For one simple example, I was treated to a remarkable unfairness in my passage through a state school, due to the focus of a department chief on the type of students he personally wished to encourage. I ended up failing his course due to a failure on a few assignments, a minor administrative defect, and changing my major to get away from his control. It ended up costing my family more for my education, without increasing the value either they or I received.

From a business standpoint, it was a demonstration of remarkable stupidity that could easily have been avoided by understanding the basics of customer and product. Even after forty years, it is still a sore point with me; a year taken out of my life to serve the purposes of that educator instead of my own. In more practical terms, I have never donated a penny to the institution that forced me to spend an extra year due to a leaderís misunderstanding of the product he was to deliver, and his failure to identify the customer representative who was to receive it.

Does the school you attend or serve have any way to identify such situations, and prevent the loss of value to customers? Who knows how much potential income is lost by having subordinate educational managers who do not understand the management essentials of cost and product, or who fail to take customers into account. There are still many who consider their educational jobs as simply exercising their own performance skills; and they will continue to make expensive customer-relations errors.
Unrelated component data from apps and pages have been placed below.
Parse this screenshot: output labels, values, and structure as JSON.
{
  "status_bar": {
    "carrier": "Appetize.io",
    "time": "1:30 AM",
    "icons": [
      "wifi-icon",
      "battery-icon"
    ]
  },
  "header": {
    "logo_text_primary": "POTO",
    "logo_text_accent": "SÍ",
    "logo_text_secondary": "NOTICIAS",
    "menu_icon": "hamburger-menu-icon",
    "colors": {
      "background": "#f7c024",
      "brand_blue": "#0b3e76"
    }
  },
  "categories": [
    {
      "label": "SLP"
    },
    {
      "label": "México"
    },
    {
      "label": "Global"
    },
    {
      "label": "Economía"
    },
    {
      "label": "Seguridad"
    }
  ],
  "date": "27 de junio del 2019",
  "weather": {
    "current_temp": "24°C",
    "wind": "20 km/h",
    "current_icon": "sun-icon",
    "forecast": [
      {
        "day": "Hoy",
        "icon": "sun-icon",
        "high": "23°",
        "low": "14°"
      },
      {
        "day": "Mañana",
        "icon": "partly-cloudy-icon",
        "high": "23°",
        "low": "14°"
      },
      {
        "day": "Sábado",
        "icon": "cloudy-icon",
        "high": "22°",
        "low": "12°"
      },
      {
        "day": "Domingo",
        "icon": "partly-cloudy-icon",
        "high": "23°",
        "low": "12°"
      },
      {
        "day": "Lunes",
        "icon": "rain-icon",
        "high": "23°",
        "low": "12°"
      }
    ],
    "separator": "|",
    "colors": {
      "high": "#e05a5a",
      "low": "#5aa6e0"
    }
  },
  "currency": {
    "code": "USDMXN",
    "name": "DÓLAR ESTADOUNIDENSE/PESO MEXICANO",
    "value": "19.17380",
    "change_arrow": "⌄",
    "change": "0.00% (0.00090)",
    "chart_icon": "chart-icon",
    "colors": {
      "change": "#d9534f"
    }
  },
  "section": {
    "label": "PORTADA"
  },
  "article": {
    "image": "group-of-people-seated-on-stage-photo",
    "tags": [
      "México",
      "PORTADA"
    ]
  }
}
On the other hand, with the clear knowledge of customer and product, the educational administrator of the future will be able to direct the resources of the educational institution to best assure the delivery of value to customers. This will maximize the income earned by the institution, and keep all of its internal resources focused on assuring its continued health, prosperity and effectiveness.

Management engineering is basic application of industrial engineering to the art and science that assures performance through others. The administrator is the action person, the engineer is technical and professional support for the person who has something to gain through operating the organization.

Applying management engineering yields a senior manager who is more in charge of his or her organization. The tools of management engineering are management understandings and techniques that are applied by the manager to optimize his or her personal effectiveness at gaining desired results through the efforts of those in a subordinate organization. The management engineer is the expert who is most focused on performance, with special technical knowledge of these tools and how they may be used.

For further information on potentials for bringing management engineering into the educational environment, visit the Management-Engineering textbook website at